About this task:
Exactly how many lines in this data contain the word "func"? Only the number should be given.

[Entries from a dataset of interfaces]
------------------------------------------------------------

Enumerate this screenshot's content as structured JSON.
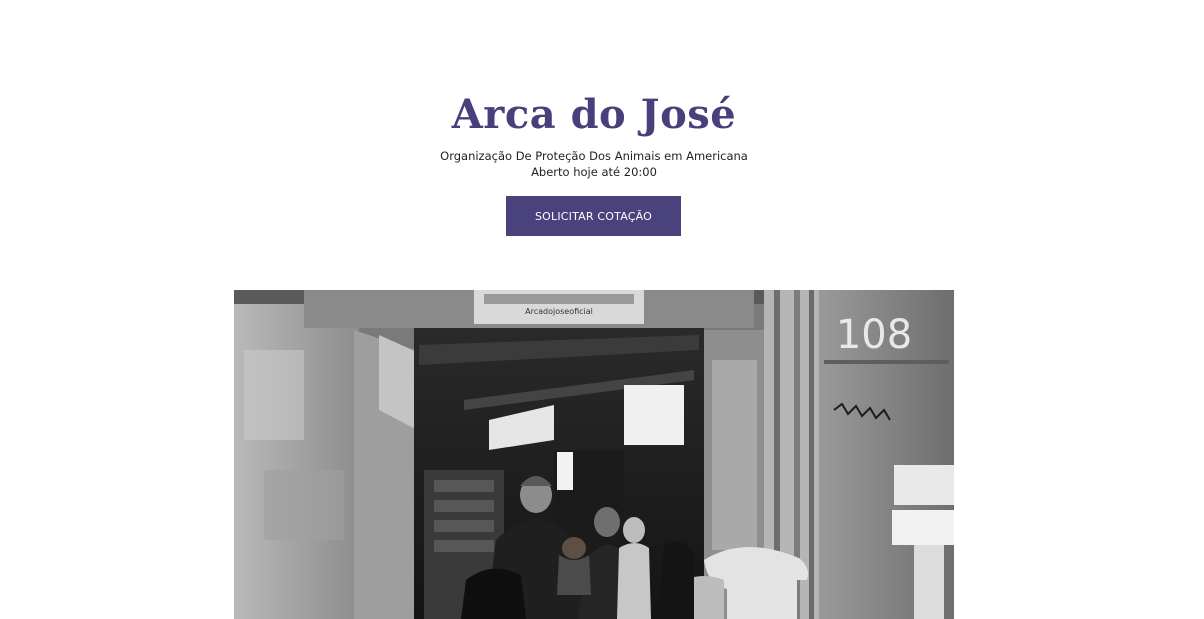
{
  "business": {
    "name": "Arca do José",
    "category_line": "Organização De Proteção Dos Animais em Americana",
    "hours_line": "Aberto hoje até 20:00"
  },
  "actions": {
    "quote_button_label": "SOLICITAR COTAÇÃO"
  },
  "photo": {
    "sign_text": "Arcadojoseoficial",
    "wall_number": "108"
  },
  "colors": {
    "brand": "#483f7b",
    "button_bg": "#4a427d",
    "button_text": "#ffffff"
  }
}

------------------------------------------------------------

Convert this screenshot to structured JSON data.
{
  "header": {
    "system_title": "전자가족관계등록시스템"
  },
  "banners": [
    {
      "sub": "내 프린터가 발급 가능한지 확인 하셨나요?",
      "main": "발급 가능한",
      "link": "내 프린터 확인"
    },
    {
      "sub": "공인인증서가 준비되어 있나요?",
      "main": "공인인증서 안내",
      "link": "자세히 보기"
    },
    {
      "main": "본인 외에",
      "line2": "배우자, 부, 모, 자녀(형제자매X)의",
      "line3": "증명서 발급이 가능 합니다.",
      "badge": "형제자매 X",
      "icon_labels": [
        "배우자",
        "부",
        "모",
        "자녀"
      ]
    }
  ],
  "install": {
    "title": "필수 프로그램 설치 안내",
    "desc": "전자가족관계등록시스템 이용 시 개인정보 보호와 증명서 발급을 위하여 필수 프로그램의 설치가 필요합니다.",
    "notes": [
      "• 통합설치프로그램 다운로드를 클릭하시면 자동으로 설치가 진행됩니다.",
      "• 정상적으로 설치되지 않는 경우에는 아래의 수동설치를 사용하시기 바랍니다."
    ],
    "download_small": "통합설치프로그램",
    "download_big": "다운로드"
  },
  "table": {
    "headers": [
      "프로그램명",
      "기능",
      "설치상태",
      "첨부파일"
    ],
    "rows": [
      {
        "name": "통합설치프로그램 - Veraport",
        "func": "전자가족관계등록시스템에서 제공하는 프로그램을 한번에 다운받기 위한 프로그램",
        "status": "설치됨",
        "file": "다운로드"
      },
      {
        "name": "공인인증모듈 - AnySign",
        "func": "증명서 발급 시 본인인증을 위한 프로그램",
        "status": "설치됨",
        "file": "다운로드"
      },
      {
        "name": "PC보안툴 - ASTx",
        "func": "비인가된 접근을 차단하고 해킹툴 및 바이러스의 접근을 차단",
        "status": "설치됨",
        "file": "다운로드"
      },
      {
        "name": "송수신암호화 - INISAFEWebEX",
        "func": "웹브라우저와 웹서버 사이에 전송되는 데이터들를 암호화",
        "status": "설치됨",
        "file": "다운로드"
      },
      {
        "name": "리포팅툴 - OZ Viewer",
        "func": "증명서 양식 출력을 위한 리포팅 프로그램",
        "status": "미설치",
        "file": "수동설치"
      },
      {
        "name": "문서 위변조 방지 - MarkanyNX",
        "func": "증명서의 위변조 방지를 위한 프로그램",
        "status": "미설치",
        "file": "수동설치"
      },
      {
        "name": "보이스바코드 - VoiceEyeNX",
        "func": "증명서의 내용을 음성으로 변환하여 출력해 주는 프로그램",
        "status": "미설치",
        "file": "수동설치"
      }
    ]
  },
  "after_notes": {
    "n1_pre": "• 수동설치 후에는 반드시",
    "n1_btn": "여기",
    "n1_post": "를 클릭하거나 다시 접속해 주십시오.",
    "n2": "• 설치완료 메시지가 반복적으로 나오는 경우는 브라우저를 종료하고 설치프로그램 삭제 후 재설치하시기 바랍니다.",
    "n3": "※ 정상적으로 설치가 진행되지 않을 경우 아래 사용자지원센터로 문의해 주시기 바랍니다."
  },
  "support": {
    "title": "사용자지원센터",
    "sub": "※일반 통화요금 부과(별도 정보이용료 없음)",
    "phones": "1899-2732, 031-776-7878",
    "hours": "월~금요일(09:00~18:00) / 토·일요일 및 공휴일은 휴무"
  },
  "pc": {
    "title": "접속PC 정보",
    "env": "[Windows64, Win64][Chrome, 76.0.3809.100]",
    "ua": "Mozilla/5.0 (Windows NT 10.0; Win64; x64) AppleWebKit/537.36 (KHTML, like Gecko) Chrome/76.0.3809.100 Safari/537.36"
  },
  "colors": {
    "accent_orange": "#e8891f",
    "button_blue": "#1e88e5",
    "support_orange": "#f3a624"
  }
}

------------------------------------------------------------

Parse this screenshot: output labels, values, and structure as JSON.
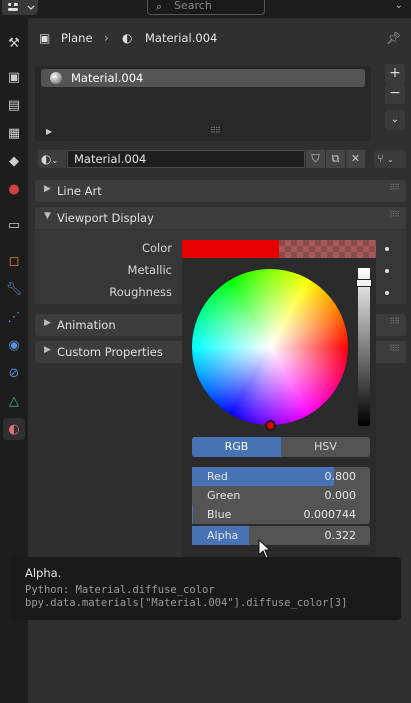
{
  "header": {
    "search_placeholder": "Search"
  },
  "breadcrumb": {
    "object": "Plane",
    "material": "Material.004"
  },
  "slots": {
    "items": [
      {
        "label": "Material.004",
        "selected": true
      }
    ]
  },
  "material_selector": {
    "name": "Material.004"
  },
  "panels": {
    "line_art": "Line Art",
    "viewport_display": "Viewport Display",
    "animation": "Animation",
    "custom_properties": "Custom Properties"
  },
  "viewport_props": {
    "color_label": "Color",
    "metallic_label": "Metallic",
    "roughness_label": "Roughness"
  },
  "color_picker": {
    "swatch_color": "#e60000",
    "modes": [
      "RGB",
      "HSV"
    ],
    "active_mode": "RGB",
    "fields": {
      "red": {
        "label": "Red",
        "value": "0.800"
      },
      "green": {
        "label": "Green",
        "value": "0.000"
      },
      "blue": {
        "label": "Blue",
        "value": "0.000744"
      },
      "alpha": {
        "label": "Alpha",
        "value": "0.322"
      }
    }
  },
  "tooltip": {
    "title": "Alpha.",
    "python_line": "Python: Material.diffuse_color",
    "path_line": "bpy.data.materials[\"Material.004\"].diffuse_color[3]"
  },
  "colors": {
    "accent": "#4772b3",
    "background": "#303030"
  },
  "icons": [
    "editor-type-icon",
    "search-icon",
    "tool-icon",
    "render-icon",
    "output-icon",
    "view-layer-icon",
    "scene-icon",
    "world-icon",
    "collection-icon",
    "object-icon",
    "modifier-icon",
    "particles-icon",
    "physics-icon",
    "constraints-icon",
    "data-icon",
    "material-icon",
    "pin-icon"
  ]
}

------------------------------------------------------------

Written solution:
7